From the following material, say how many lines have "field" in them; write only the number.
----------
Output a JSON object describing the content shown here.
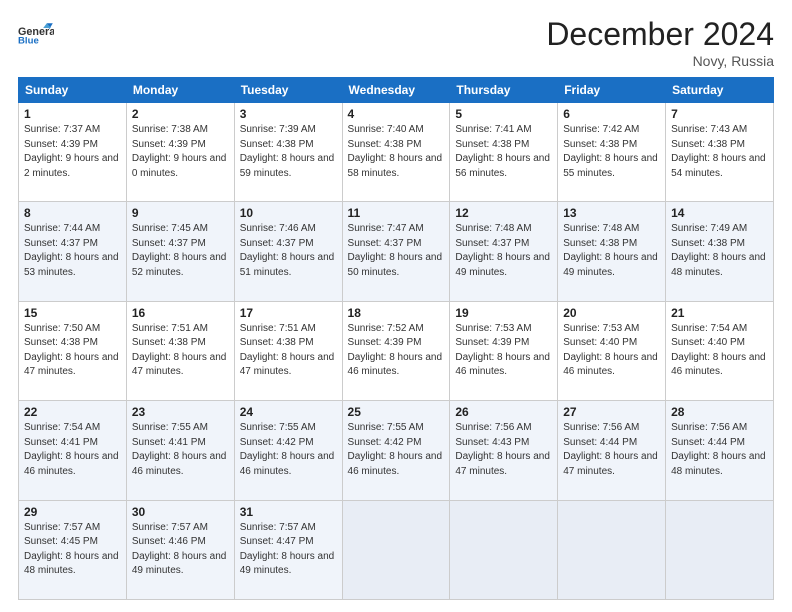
{
  "header": {
    "logo_line1": "General",
    "logo_line2": "Blue",
    "title": "December 2024",
    "subtitle": "Novy, Russia"
  },
  "days_of_week": [
    "Sunday",
    "Monday",
    "Tuesday",
    "Wednesday",
    "Thursday",
    "Friday",
    "Saturday"
  ],
  "weeks": [
    [
      {
        "day": "1",
        "sunrise": "Sunrise: 7:37 AM",
        "sunset": "Sunset: 4:39 PM",
        "daylight": "Daylight: 9 hours and 2 minutes."
      },
      {
        "day": "2",
        "sunrise": "Sunrise: 7:38 AM",
        "sunset": "Sunset: 4:39 PM",
        "daylight": "Daylight: 9 hours and 0 minutes."
      },
      {
        "day": "3",
        "sunrise": "Sunrise: 7:39 AM",
        "sunset": "Sunset: 4:38 PM",
        "daylight": "Daylight: 8 hours and 59 minutes."
      },
      {
        "day": "4",
        "sunrise": "Sunrise: 7:40 AM",
        "sunset": "Sunset: 4:38 PM",
        "daylight": "Daylight: 8 hours and 58 minutes."
      },
      {
        "day": "5",
        "sunrise": "Sunrise: 7:41 AM",
        "sunset": "Sunset: 4:38 PM",
        "daylight": "Daylight: 8 hours and 56 minutes."
      },
      {
        "day": "6",
        "sunrise": "Sunrise: 7:42 AM",
        "sunset": "Sunset: 4:38 PM",
        "daylight": "Daylight: 8 hours and 55 minutes."
      },
      {
        "day": "7",
        "sunrise": "Sunrise: 7:43 AM",
        "sunset": "Sunset: 4:38 PM",
        "daylight": "Daylight: 8 hours and 54 minutes."
      }
    ],
    [
      {
        "day": "8",
        "sunrise": "Sunrise: 7:44 AM",
        "sunset": "Sunset: 4:37 PM",
        "daylight": "Daylight: 8 hours and 53 minutes."
      },
      {
        "day": "9",
        "sunrise": "Sunrise: 7:45 AM",
        "sunset": "Sunset: 4:37 PM",
        "daylight": "Daylight: 8 hours and 52 minutes."
      },
      {
        "day": "10",
        "sunrise": "Sunrise: 7:46 AM",
        "sunset": "Sunset: 4:37 PM",
        "daylight": "Daylight: 8 hours and 51 minutes."
      },
      {
        "day": "11",
        "sunrise": "Sunrise: 7:47 AM",
        "sunset": "Sunset: 4:37 PM",
        "daylight": "Daylight: 8 hours and 50 minutes."
      },
      {
        "day": "12",
        "sunrise": "Sunrise: 7:48 AM",
        "sunset": "Sunset: 4:37 PM",
        "daylight": "Daylight: 8 hours and 49 minutes."
      },
      {
        "day": "13",
        "sunrise": "Sunrise: 7:48 AM",
        "sunset": "Sunset: 4:38 PM",
        "daylight": "Daylight: 8 hours and 49 minutes."
      },
      {
        "day": "14",
        "sunrise": "Sunrise: 7:49 AM",
        "sunset": "Sunset: 4:38 PM",
        "daylight": "Daylight: 8 hours and 48 minutes."
      }
    ],
    [
      {
        "day": "15",
        "sunrise": "Sunrise: 7:50 AM",
        "sunset": "Sunset: 4:38 PM",
        "daylight": "Daylight: 8 hours and 47 minutes."
      },
      {
        "day": "16",
        "sunrise": "Sunrise: 7:51 AM",
        "sunset": "Sunset: 4:38 PM",
        "daylight": "Daylight: 8 hours and 47 minutes."
      },
      {
        "day": "17",
        "sunrise": "Sunrise: 7:51 AM",
        "sunset": "Sunset: 4:38 PM",
        "daylight": "Daylight: 8 hours and 47 minutes."
      },
      {
        "day": "18",
        "sunrise": "Sunrise: 7:52 AM",
        "sunset": "Sunset: 4:39 PM",
        "daylight": "Daylight: 8 hours and 46 minutes."
      },
      {
        "day": "19",
        "sunrise": "Sunrise: 7:53 AM",
        "sunset": "Sunset: 4:39 PM",
        "daylight": "Daylight: 8 hours and 46 minutes."
      },
      {
        "day": "20",
        "sunrise": "Sunrise: 7:53 AM",
        "sunset": "Sunset: 4:40 PM",
        "daylight": "Daylight: 8 hours and 46 minutes."
      },
      {
        "day": "21",
        "sunrise": "Sunrise: 7:54 AM",
        "sunset": "Sunset: 4:40 PM",
        "daylight": "Daylight: 8 hours and 46 minutes."
      }
    ],
    [
      {
        "day": "22",
        "sunrise": "Sunrise: 7:54 AM",
        "sunset": "Sunset: 4:41 PM",
        "daylight": "Daylight: 8 hours and 46 minutes."
      },
      {
        "day": "23",
        "sunrise": "Sunrise: 7:55 AM",
        "sunset": "Sunset: 4:41 PM",
        "daylight": "Daylight: 8 hours and 46 minutes."
      },
      {
        "day": "24",
        "sunrise": "Sunrise: 7:55 AM",
        "sunset": "Sunset: 4:42 PM",
        "daylight": "Daylight: 8 hours and 46 minutes."
      },
      {
        "day": "25",
        "sunrise": "Sunrise: 7:55 AM",
        "sunset": "Sunset: 4:42 PM",
        "daylight": "Daylight: 8 hours and 46 minutes."
      },
      {
        "day": "26",
        "sunrise": "Sunrise: 7:56 AM",
        "sunset": "Sunset: 4:43 PM",
        "daylight": "Daylight: 8 hours and 47 minutes."
      },
      {
        "day": "27",
        "sunrise": "Sunrise: 7:56 AM",
        "sunset": "Sunset: 4:44 PM",
        "daylight": "Daylight: 8 hours and 47 minutes."
      },
      {
        "day": "28",
        "sunrise": "Sunrise: 7:56 AM",
        "sunset": "Sunset: 4:44 PM",
        "daylight": "Daylight: 8 hours and 48 minutes."
      }
    ],
    [
      {
        "day": "29",
        "sunrise": "Sunrise: 7:57 AM",
        "sunset": "Sunset: 4:45 PM",
        "daylight": "Daylight: 8 hours and 48 minutes."
      },
      {
        "day": "30",
        "sunrise": "Sunrise: 7:57 AM",
        "sunset": "Sunset: 4:46 PM",
        "daylight": "Daylight: 8 hours and 49 minutes."
      },
      {
        "day": "31",
        "sunrise": "Sunrise: 7:57 AM",
        "sunset": "Sunset: 4:47 PM",
        "daylight": "Daylight: 8 hours and 49 minutes."
      },
      null,
      null,
      null,
      null
    ]
  ]
}
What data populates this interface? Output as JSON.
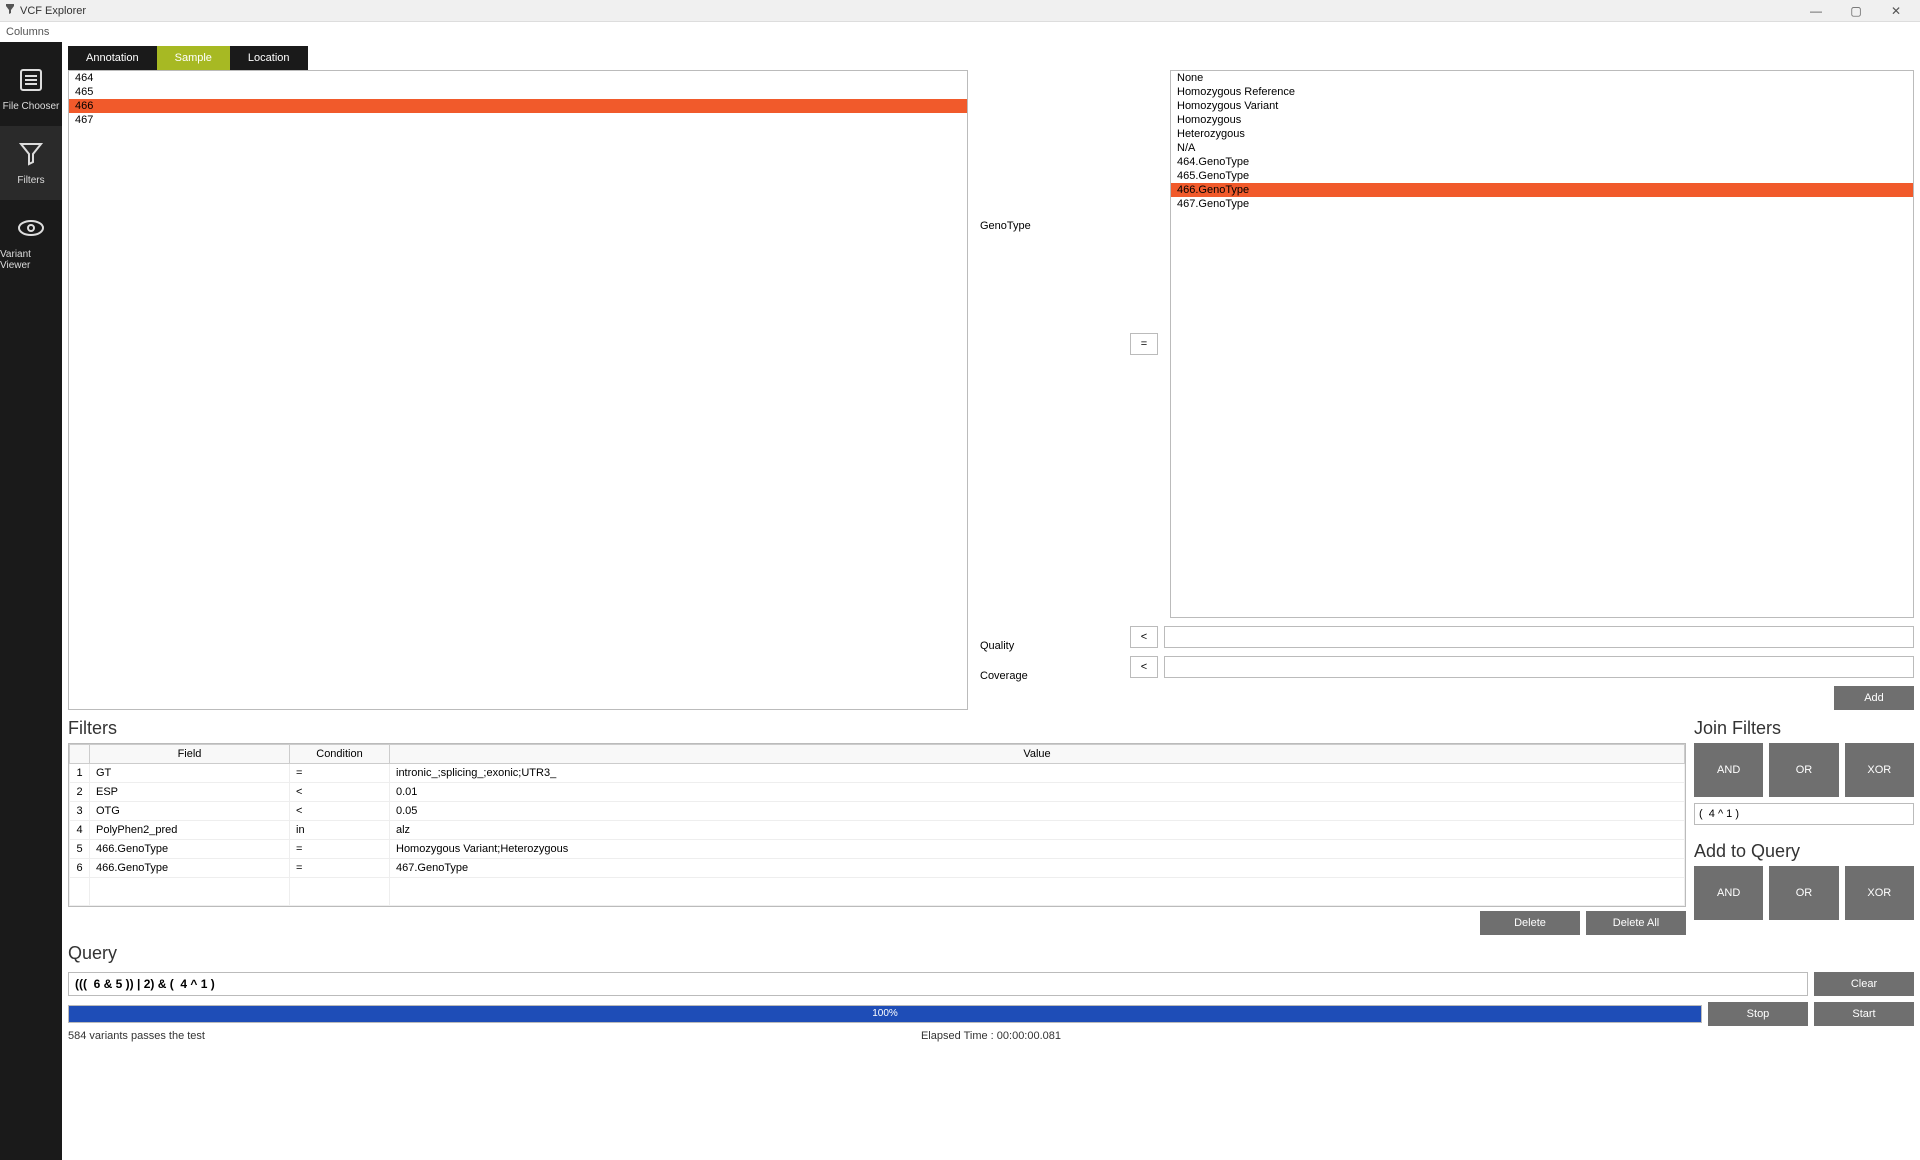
{
  "window": {
    "title": "VCF Explorer",
    "menu": "Columns"
  },
  "sidebar": {
    "items": [
      {
        "label": "File Chooser"
      },
      {
        "label": "Filters"
      },
      {
        "label": "Variant Viewer"
      }
    ]
  },
  "tabs": {
    "items": [
      "Annotation",
      "Sample",
      "Location"
    ],
    "active": 1
  },
  "samples": {
    "items": [
      "464",
      "465",
      "466",
      "467"
    ],
    "selected": 2
  },
  "genotype": {
    "label": "GenoType",
    "operator": "=",
    "values": [
      "None",
      "Homozygous Reference",
      "Homozygous Variant",
      "Homozygous",
      "Heterozygous",
      "N/A",
      "464.GenoType",
      "465.GenoType",
      "466.GenoType",
      "467.GenoType"
    ],
    "selected": 8
  },
  "quality": {
    "label": "Quality",
    "operator": "<",
    "value": ""
  },
  "coverage": {
    "label": "Coverage",
    "operator": "<",
    "value": ""
  },
  "add_label": "Add",
  "filters": {
    "title": "Filters",
    "headers": {
      "field": "Field",
      "condition": "Condition",
      "value": "Value"
    },
    "rows": [
      {
        "n": "1",
        "field": "GT",
        "cond": "=",
        "value": "intronic_;splicing_;exonic;UTR3_"
      },
      {
        "n": "2",
        "field": "ESP",
        "cond": "<",
        "value": "0.01"
      },
      {
        "n": "3",
        "field": "OTG",
        "cond": "<",
        "value": "0.05"
      },
      {
        "n": "4",
        "field": "PolyPhen2_pred",
        "cond": "in",
        "value": "alz"
      },
      {
        "n": "5",
        "field": "466.GenoType",
        "cond": "=",
        "value": "Homozygous Variant;Heterozygous"
      },
      {
        "n": "6",
        "field": "466.GenoType",
        "cond": "=",
        "value": "467.GenoType"
      }
    ],
    "delete": "Delete",
    "delete_all": "Delete All"
  },
  "join": {
    "title": "Join Filters",
    "and": "AND",
    "or": "OR",
    "xor": "XOR",
    "value": "(  4 ^ 1 )"
  },
  "addq": {
    "title": "Add to Query",
    "and": "AND",
    "or": "OR",
    "xor": "XOR"
  },
  "query": {
    "title": "Query",
    "value": "(((  6 & 5 )) | 2) & (  4 ^ 1 )",
    "clear": "Clear"
  },
  "progress": {
    "percent": "100%",
    "width": "100%",
    "stop": "Stop",
    "start": "Start"
  },
  "status": {
    "left": "584 variants passes the test",
    "center": "Elapsed Time : 00:00:00.081"
  }
}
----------
- Task response
7